* What this task involves
Print the listing below exactly as written.

* The data
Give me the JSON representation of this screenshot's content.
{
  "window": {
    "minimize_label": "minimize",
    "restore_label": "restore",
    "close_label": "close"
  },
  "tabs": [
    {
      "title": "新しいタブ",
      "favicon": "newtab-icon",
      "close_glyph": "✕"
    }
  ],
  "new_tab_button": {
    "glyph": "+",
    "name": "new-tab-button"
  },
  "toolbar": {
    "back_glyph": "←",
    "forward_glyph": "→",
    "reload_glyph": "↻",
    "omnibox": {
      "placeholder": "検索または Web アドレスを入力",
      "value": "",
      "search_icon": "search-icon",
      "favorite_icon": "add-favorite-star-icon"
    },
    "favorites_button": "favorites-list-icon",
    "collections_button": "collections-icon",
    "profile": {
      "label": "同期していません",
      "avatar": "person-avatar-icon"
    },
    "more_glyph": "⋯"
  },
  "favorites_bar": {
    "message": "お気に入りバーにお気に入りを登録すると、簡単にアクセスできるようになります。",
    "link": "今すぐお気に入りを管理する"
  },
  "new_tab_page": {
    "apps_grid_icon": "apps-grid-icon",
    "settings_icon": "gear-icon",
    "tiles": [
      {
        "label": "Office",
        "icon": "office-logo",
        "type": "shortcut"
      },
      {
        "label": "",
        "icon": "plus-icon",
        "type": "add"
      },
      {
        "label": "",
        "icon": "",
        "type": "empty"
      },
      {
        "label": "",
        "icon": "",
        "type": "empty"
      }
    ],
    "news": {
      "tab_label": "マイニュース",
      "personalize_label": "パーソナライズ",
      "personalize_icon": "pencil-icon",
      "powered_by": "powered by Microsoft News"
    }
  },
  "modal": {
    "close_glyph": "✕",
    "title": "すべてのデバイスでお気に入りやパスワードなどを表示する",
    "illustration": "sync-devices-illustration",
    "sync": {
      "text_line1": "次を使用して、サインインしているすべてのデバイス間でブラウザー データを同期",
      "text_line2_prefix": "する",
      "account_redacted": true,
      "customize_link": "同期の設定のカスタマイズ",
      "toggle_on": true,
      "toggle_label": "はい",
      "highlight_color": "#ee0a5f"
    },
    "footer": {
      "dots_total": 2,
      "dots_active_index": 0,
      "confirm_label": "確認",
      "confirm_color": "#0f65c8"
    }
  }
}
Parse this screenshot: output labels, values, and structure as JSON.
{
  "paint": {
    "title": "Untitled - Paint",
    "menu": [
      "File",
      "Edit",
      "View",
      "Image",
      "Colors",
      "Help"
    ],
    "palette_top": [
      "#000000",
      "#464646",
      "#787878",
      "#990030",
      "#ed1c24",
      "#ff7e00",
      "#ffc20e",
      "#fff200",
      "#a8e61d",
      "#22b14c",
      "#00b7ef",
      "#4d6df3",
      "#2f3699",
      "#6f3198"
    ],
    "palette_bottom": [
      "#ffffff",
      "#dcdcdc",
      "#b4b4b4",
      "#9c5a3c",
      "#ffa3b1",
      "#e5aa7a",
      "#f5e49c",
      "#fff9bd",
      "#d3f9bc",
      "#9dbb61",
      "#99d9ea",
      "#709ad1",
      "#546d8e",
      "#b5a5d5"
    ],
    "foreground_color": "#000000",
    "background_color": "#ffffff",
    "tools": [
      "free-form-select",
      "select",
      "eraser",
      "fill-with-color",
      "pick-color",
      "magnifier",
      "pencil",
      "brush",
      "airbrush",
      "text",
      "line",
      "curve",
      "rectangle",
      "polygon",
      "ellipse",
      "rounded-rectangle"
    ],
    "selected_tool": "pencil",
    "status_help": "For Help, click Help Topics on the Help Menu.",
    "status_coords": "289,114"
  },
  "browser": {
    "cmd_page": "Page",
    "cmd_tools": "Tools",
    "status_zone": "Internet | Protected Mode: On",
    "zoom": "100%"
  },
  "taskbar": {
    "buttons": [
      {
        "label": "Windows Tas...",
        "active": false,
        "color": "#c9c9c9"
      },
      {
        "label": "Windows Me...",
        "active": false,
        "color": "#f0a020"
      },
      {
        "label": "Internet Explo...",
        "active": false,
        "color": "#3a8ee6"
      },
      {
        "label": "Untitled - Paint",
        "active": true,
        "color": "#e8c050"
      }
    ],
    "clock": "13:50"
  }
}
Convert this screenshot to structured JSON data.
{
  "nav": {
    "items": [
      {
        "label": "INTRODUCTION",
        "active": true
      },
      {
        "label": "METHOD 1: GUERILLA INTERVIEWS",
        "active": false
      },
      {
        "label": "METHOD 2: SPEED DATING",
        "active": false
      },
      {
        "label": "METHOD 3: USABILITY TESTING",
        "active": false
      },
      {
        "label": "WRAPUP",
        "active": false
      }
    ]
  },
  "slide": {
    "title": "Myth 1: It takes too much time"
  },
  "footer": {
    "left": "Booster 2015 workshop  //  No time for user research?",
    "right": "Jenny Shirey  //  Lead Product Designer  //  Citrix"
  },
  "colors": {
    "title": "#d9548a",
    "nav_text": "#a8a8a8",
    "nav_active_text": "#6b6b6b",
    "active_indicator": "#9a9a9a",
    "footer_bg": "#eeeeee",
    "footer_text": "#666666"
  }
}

* Task output
Give me the JSON representation of this screenshot's content.
{
  "window": {
    "minimize_label": "minimize",
    "restore_label": "restore",
    "close_label": "close"
  },
  "tabs": [
    {
      "title": "新しいタブ",
      "favicon": "newtab-icon",
      "close_glyph": "✕"
    }
  ],
  "new_tab_button": {
    "glyph": "+",
    "name": "new-tab-button"
  },
  "toolbar": {
    "back_glyph": "←",
    "forward_glyph": "→",
    "reload_glyph": "↻",
    "omnibox": {
      "placeholder": "検索または Web アドレスを入力",
      "value": "",
      "search_icon": "search-icon",
      "favorite_icon": "add-favorite-star-icon"
    },
    "favorites_button": "favorites-list-icon",
    "collections_button": "collections-icon",
    "profile": {
      "label": "同期していません",
      "avatar": "person-avatar-icon"
    },
    "more_glyph": "⋯"
  },
  "favorites_bar": {
    "message": "お気に入りバーにお気に入りを登録すると、簡単にアクセスできるようになります。",
    "link": "今すぐお気に入りを管理する"
  },
  "new_tab_page": {
    "apps_grid_icon": "apps-grid-icon",
    "settings_icon": "gear-icon",
    "tiles": [
      {
        "label": "Office",
        "icon": "office-logo",
        "type": "shortcut"
      },
      {
        "label": "",
        "icon": "plus-icon",
        "type": "add"
      },
      {
        "label": "",
        "icon": "",
        "type": "empty"
      },
      {
        "label": "",
        "icon": "",
        "type": "empty"
      }
    ],
    "news": {
      "tab_label": "マイニュース",
      "personalize_label": "パーソナライズ",
      "personalize_icon": "pencil-icon",
      "powered_by": "powered by Microsoft News"
    }
  },
  "modal": {
    "close_glyph": "✕",
    "title": "すべてのデバイスでお気に入りやパスワードなどを表示する",
    "illustration": "sync-devices-illustration",
    "sync": {
      "text_line1": "次を使用して、サインインしているすべてのデバイス間でブラウザー データを同期",
      "text_line2_prefix": "する",
      "account_redacted": true,
      "customize_link": "同期の設定のカスタマイズ",
      "toggle_on": true,
      "toggle_label": "はい",
      "highlight_color": "#ee0a5f"
    },
    "footer": {
      "dots_total": 2,
      "dots_active_index": 0,
      "confirm_label": "確認",
      "confirm_color": "#0f65c8"
    }
  }
}
Parse this screenshot: output labels, values, and structure as JSON.
{
  "paint": {
    "title": "Untitled - Paint",
    "menu": [
      "File",
      "Edit",
      "View",
      "Image",
      "Colors",
      "Help"
    ],
    "palette_top": [
      "#000000",
      "#464646",
      "#787878",
      "#990030",
      "#ed1c24",
      "#ff7e00",
      "#ffc20e",
      "#fff200",
      "#a8e61d",
      "#22b14c",
      "#00b7ef",
      "#4d6df3",
      "#2f3699",
      "#6f3198"
    ],
    "palette_bottom": [
      "#ffffff",
      "#dcdcdc",
      "#b4b4b4",
      "#9c5a3c",
      "#ffa3b1",
      "#e5aa7a",
      "#f5e49c",
      "#fff9bd",
      "#d3f9bc",
      "#9dbb61",
      "#99d9ea",
      "#709ad1",
      "#546d8e",
      "#b5a5d5"
    ],
    "foreground_color": "#000000",
    "background_color": "#ffffff",
    "tools": [
      "free-form-select",
      "select",
      "eraser",
      "fill-with-color",
      "pick-color",
      "magnifier",
      "pencil",
      "brush",
      "airbrush",
      "text",
      "line",
      "curve",
      "rectangle",
      "polygon",
      "ellipse",
      "rounded-rectangle"
    ],
    "selected_tool": "pencil",
    "status_help": "For Help, click Help Topics on the Help Menu.",
    "status_coords": "289,114"
  },
  "browser": {
    "cmd_page": "Page",
    "cmd_tools": "Tools",
    "status_zone": "Internet | Protected Mode: On",
    "zoom": "100%"
  },
  "taskbar": {
    "buttons": [
      {
        "label": "Windows Tas...",
        "active": false,
        "color": "#c9c9c9"
      },
      {
        "label": "Windows Me...",
        "active": false,
        "color": "#f0a020"
      },
      {
        "label": "Internet Explo...",
        "active": false,
        "color": "#3a8ee6"
      },
      {
        "label": "Untitled - Paint",
        "active": true,
        "color": "#e8c050"
      }
    ],
    "clock": "13:50"
  }
}
Convert this screenshot to structured JSON data.
{
  "nav": {
    "items": [
      {
        "label": "INTRODUCTION",
        "active": true
      },
      {
        "label": "METHOD 1: GUERILLA INTERVIEWS",
        "active": false
      },
      {
        "label": "METHOD 2: SPEED DATING",
        "active": false
      },
      {
        "label": "METHOD 3: USABILITY TESTING",
        "active": false
      },
      {
        "label": "WRAPUP",
        "active": false
      }
    ]
  },
  "slide": {
    "title": "Myth 1: It takes too much time"
  },
  "footer": {
    "left": "Booster 2015 workshop  //  No time for user research?",
    "right": "Jenny Shirey  //  Lead Product Designer  //  Citrix"
  },
  "colors": {
    "title": "#d9548a",
    "nav_text": "#a8a8a8",
    "nav_active_text": "#6b6b6b",
    "active_indicator": "#9a9a9a",
    "footer_bg": "#eeeeee",
    "footer_text": "#666666"
  }
}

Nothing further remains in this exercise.